Episteme 3 (3):166-174 (2006)
|Abstract||We know that we can learn much from the reports of multiple competent, independent, unbiased observers. There are also things we can learn from the reports of competent but biased observers. Specifically, when reports go against the grain of an agent’s known biases, we can be relatively confident in the veracity of those reports. Triangulating on the truth via that mechanism requires a multiplicity of observers with distinct biases, each of whose reports might be one-way decisive in that fashion. It also presupposes that all observers share the same fundamental epistemic standards|
|Keywords||No keywords specified (fix it)|
|Categories||categorize this paper)|
|Through your library||Configure|
Similar books and articles
Heinz Schärli, P. Brugger, M. Regard, C. Mohr & Th Landis (2003). Localisation of "Unseen" Visual Stimuli: Blindsight in Normal Observers? Swiss Journal of Psychology - Schweizerische Zeitschrift Für Psychologie - Revue Suisse de Psychologie 62 (3):159-165.
Ian Thornton & Diego Fernandez-Duque (2000). An Implicit Measure of Undetected Change. Spatial Vision 14 (1):21-44.
Michel Bitbol, Physical Relations or Functional Relations ? A Non-Metaphysical Construal of Rovelli's Relational Quantum Mechanics.

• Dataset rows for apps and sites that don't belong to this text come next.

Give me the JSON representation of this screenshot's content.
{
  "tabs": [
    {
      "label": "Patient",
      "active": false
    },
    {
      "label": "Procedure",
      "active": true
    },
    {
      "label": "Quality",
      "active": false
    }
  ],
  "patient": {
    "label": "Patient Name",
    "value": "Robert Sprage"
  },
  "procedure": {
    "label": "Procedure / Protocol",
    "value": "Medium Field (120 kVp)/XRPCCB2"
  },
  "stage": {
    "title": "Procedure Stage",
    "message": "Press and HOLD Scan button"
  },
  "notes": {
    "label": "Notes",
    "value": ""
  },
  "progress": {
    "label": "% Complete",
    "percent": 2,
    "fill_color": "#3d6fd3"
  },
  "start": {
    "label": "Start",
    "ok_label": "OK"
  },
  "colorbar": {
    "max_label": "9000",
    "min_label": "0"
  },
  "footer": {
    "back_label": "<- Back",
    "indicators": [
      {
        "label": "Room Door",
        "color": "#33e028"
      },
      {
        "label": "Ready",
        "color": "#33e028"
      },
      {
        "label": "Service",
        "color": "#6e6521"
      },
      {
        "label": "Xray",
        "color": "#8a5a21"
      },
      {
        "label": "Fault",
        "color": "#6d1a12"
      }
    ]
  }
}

Jim Bogen & Jim Woodward (1992). Observations, Theories and the Evolution of the Human Spirit. Philosophy of Science 59 (4):590-611.
David Grandy (2011). Gibson's Ambient Light and Light Speed Constancy. Philosophical Psychology 25 (4):1-16.

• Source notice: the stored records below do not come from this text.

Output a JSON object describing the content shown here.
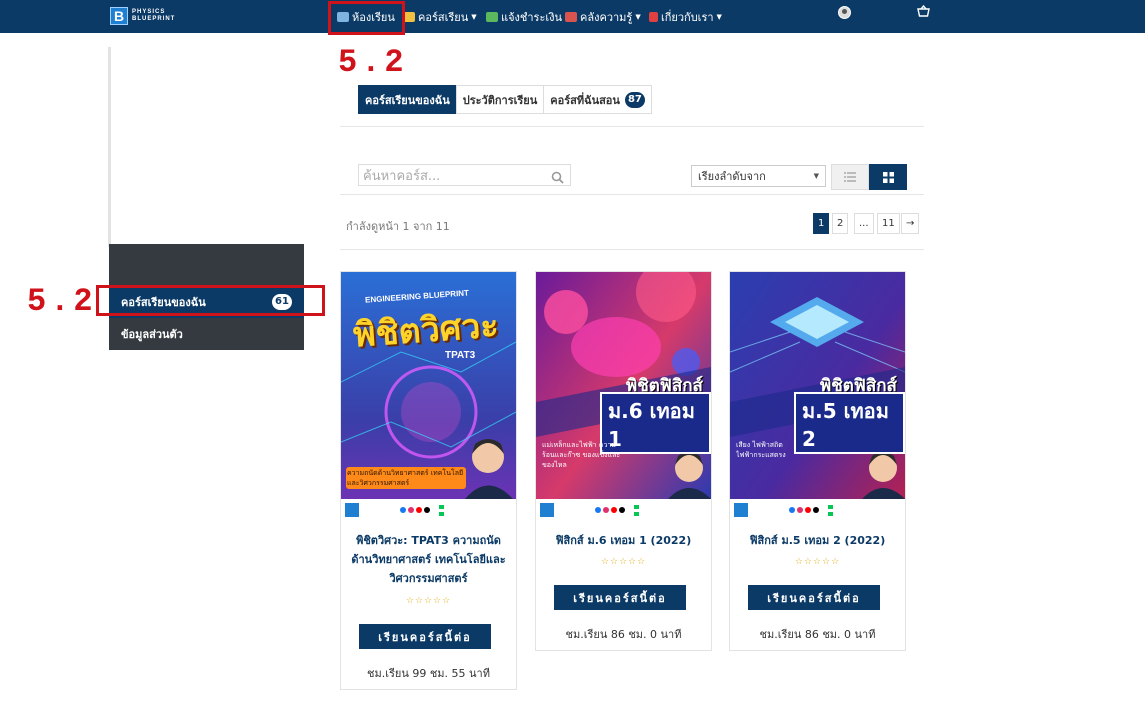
{
  "nav": {
    "logo_letter": "B",
    "logo_line1": "PHYSICS",
    "logo_line2": "BLUEPRINT",
    "items": [
      {
        "label": "ห้องเรียน",
        "caret": false
      },
      {
        "label": "คอร์สเรียน",
        "caret": true
      },
      {
        "label": "แจ้งชำระเงิน",
        "caret": false
      },
      {
        "label": "คลังความรู้",
        "caret": true
      },
      {
        "label": "เกี่ยวกับเรา",
        "caret": true
      }
    ]
  },
  "annotations": {
    "top": "5.2",
    "side": "5.2"
  },
  "sidebar": {
    "items": [
      {
        "label": "คอร์สเรียนของฉัน",
        "badge": "61"
      },
      {
        "label": "ข้อมูลส่วนตัว"
      }
    ]
  },
  "tabs": [
    {
      "label": "คอร์สเรียนของฉัน"
    },
    {
      "label": "ประวัติการเรียน"
    },
    {
      "label": "คอร์สที่ฉันสอน",
      "badge": "87"
    }
  ],
  "search": {
    "placeholder": "ค้นหาคอร์ส..."
  },
  "sort": {
    "label": "เรียงลำดับจาก"
  },
  "pagination": {
    "info": "กำลังดูหน้า 1 จาก 11",
    "pages": [
      "1",
      "2",
      "...",
      "11",
      "→"
    ],
    "current": "1"
  },
  "courses": [
    {
      "title": "พิชิตวิศวะ: TPAT3 ความถนัดด้านวิทยาศาสตร์ เทคโนโลยีและวิศวกรรมศาสตร์",
      "image_tag": "ENGINEERING BLUEPRINT",
      "image_title": "พิชิตวิศวะ",
      "image_sub": "TPAT3",
      "image_caption": "ความถนัดด้านวิทยาศาสตร์ เทคโนโลยี และวิศวกรรมศาสตร์",
      "button": "เรียนคอร์สนี้ต่อ",
      "hours": "ชม.เรียน 99 ชม. 55 นาที"
    },
    {
      "title": "ฟิสิกส์ ม.6 เทอม 1 (2022)",
      "image_title": "พิชิตฟิสิกส์",
      "image_sub": "ม.6 เทอม 1",
      "image_caption": "แม่เหล็กและไฟฟ้า ความร้อนและก๊าซ ของแข็งและของไหล",
      "button": "เรียนคอร์สนี้ต่อ",
      "hours": "ชม.เรียน 86 ชม. 0 นาที"
    },
    {
      "title": "ฟิสิกส์ ม.5 เทอม 2 (2022)",
      "image_title": "พิชิตฟิสิกส์",
      "image_sub": "ม.5 เทอม 2",
      "image_caption": "เสียง ไฟฟ้าสถิต ไฟฟ้ากระแสตรง",
      "button": "เรียนคอร์สนี้ต่อ",
      "hours": "ชม.เรียน 86 ชม. 0 นาที"
    }
  ],
  "stars": "☆☆☆☆☆",
  "colors": {
    "navy": "#0c3a66",
    "red_annotation": "#d0121b",
    "sidebar_dark": "#343a3f",
    "star": "#e0b020"
  }
}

Zenon Pylyshyn, Some Puzzling Findings in Multiple Object Tracking: I. Tracking Without Keeping Track of Object Identities.
John Hyman (2005). What, If Anything, Are Colours Relative To? Philosophy 80 (4):475-494.
Robert E. Goodin (2006). The Benefits of Multiple Biased Observers. Episteme 3 (3):166-174.
Added to index2010-07-11
Total downloads6 ( #154,676 of 722,778 )
Recent downloads (6 months)1 ( #60,541 of 722,778 )
How can I increase my downloads?